Pepper and Salt

There are some pairs of words that often go together, and usually in a particular order. For example, the title of this post, Pepper and Salt, might seem a bit strange to native English speakers, as we usually say salt and pepper. There are many ideas about why we do this, but it might just be an old habit that developed over time.

pepper en zout

To Dutch speakers zout en peper (salt and pepper) would sound strange, as they usually say peper en zout (pepper and salt). Are there any other languages that do this?

The linguistic term for such pairs of words is binomials, and pairs of words that always, or almost always, appear in the same order are known as frozen binomials.

Some ideas about why these words are ordered in this way include:

  • More powerful and important words go first: kings and queens, boys and girls, brothers and sisters, aunts and uncles, mum and dad, granny and grandpa, mother and child, ladies and gentlemen, cat and mouse, bread and jam, fish and chips
  • General words go first: rules and regulations, terms and conditions
  • Marked words go first: horse and carriage, trial and error, friend and foe (concrete before abstract, living before nonliving, positive before less positive, etc)

Pairs of words that always go together in a particular order and have a collective meaning in addition to their individual meanings are known as irreversible binomials.

Examples include: rock and roll, and legal terms like law and order, (last) will and testament and:

  • goods and chattels = any property that is not freehold, usually limited to include only moveable property
  • kith and kin = one’s acquaintances and relatives – kith (friends and acquaintances) only appears in this context
  • aid and abet = to assist another in the commission of a crime by words or conduct.
  • let or hindrance = having no impediment or obstacle to progression

Are there any language in which black and white is usually white and black, or other common pairs are reversed compared to English?

More about binomials
https://www.quickanddirtytips.com/education/grammar/frozen-binomials-why-do-we-cringe-at-pepper-and-salt
https://en.wikipedia.org/wiki/Irreversible_binomial
https://www.learngrammar.net/english-grammar/irreversible-binomials-definition-types-with-examples
https://en.wikipedia.org/wiki/Legal_doublet

4 thoughts on “Pepper and Salt

  1. Interesting topic! In Polish, I would say “sól z pieprzem” – salt with pepper and not “sól i pieprz”, though this is also grammatically correct. Fron the Wikipedia list, “back and forth” in Polish is “forth and back” – “tam i z powrotem”. “Church and state”: “państwo i Kościół”, i.e. state and church. “Days and nights” is reversed too – “noce i dnie” – possibly because this is also the title of a famous 19th century novel. But all in all, I think binomials are used much less in Polish as a figure of speech.

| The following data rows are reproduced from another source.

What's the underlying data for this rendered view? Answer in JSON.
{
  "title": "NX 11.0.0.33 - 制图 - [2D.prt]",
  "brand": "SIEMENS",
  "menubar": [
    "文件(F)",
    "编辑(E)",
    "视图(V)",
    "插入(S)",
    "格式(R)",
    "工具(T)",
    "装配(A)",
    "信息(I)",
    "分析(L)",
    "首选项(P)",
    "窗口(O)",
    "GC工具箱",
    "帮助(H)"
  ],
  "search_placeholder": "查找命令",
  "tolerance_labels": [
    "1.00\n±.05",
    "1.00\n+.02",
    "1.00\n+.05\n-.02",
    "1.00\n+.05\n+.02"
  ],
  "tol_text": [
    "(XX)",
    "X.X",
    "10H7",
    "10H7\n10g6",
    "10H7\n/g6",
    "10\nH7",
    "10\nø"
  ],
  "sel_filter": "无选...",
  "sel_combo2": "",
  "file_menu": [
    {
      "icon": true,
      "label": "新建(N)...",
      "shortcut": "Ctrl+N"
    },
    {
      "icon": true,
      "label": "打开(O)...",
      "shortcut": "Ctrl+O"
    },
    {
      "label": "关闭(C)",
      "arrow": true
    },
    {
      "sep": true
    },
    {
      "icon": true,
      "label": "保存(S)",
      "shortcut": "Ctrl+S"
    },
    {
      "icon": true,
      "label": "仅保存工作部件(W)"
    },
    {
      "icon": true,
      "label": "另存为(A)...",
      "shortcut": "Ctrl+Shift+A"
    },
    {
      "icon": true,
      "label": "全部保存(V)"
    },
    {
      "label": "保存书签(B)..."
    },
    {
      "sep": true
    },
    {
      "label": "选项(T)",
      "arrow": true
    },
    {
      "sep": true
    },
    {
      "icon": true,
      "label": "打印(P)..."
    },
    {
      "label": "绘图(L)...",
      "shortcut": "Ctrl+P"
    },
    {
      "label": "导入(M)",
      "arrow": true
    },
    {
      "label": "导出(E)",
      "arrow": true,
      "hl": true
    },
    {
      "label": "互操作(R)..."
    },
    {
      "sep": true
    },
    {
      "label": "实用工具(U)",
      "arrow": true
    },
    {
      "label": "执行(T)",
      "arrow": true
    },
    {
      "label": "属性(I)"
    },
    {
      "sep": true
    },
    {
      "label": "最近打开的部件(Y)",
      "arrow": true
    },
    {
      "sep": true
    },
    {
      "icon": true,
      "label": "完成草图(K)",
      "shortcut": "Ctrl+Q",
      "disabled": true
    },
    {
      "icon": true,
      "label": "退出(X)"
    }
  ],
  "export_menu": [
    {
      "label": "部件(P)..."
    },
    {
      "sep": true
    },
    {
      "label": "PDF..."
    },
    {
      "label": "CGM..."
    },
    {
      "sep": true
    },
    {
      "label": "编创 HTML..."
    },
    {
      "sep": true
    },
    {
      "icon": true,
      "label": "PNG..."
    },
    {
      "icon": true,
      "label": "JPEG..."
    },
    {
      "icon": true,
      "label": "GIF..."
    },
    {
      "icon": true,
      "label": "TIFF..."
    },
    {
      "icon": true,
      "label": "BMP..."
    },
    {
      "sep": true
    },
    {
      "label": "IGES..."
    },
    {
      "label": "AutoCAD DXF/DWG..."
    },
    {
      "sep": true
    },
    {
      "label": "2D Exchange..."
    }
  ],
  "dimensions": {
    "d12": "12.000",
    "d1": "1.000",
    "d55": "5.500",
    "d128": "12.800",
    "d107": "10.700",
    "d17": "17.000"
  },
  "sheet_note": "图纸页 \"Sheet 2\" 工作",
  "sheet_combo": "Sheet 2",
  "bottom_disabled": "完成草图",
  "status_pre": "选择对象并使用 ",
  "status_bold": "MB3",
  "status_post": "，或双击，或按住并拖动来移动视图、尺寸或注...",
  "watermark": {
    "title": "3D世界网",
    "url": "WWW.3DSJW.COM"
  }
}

  2. Am I right in thinking it’s usually “pupur a halen” (pepper and salt) in Welsh, rather than “halen a phupur”?

  3. Pupur a halen does seem to be more common in Welsh, but halen a phupur is also used to some extent.

  4. I\’d say the rhythm/prosody is a factor as well. To me as a Dutch speaker, the rhythm of peper en zout (TUM-ta-ta-TUM) somehow \”feels\” nicer than zout and peper (TUM-ta-TUM-ta). Of course I\’ve always heard it pronounced this way so I\’m heavily biased, but it could be that my language prefers ending combinations like these with a stressed syllable rather than an unstressed one.

Leave a Reply

Your email address will not be published.